THE wait goes on for Rotherham United after a meeting of League One clubs this morning failed to reach a decision on whether the League One season should be declared over because of the coronavirus pandemic.
Paul Warne's side, having played 35 of their 44 matches, were in second spot when football was suspended in March and hope to be promoted on a points-per-game basis if the campaign is brought to a premature end.
However, they are unlikely to learn their fate until next week at the earliest.
Clubs gathered via conference call at 9.30am this morning for their weekly get-together but were unable to agree a united position and will convene again in the next few days.
Most third-tier clubs appear to want the season to close now as the financial implications of bringing players out of furlough to complete fixtures behind doors with no matchday income could threaten the survival of many of them.
However, a six-strong group just outside the automatic-promotion positions made up of Oxford United, Peterborough United, Fleetwood Town, Portsmouth, Sunderland and Ipswich Town are pressing for the remaining matches to be played.
If the season is called off, clubs are expected to vote on whether promotions and relegations should take place.
Speaking before today's meeting, Millers manager Warne said: "If any other chairman or owner or manager or fan was in the top two, like we are, they would hugely expect and want to go up.
"I do understand the pressures facing the teams below us and why they might be against it.
"Maybe the two clubs in automatic places could go up and the other six teams in the top eight could play it out at St George’s Park or Wembley or somewhere over a five-day period or something for the third promotion spot.
"I don’t think clubs just outside the top two are angry with the EFL or the PFA. They’re just frustrated that they can’t finish a good season.

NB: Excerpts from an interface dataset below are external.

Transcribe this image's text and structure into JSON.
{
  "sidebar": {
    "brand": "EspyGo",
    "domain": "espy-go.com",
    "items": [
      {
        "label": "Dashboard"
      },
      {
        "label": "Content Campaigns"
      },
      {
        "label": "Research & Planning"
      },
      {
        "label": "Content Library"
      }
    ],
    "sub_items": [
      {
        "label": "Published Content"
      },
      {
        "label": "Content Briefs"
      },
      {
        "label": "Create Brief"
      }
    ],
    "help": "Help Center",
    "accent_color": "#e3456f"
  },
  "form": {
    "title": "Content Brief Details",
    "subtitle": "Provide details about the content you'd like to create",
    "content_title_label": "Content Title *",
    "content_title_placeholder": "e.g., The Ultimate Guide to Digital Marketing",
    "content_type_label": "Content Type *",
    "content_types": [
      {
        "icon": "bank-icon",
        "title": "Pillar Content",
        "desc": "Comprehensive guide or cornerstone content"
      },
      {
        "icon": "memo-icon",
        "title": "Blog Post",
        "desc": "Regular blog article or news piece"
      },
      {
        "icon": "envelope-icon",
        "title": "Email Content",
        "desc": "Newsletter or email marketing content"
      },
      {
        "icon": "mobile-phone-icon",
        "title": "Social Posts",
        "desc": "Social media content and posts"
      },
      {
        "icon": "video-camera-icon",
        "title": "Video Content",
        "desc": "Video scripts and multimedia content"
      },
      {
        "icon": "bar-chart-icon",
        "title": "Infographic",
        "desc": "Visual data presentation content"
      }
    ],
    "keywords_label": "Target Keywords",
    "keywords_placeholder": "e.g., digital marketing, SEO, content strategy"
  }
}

It’s a difficult one. Whichever way it goes, there are people who aren’t going to be happy.
"Opinions on how the league should end are polarised depending on the club you support. The situation needs strong leadership to bring it to a conclusion
"It will upset some yet in a year’s time ... well, people won’t have forgotten about - I don’t mean it as flippantly as that - but things will have moved on."
One cost clubs would not have to bear from any resumption would be testing their players for coronavirus. It is believed that the EFL have set out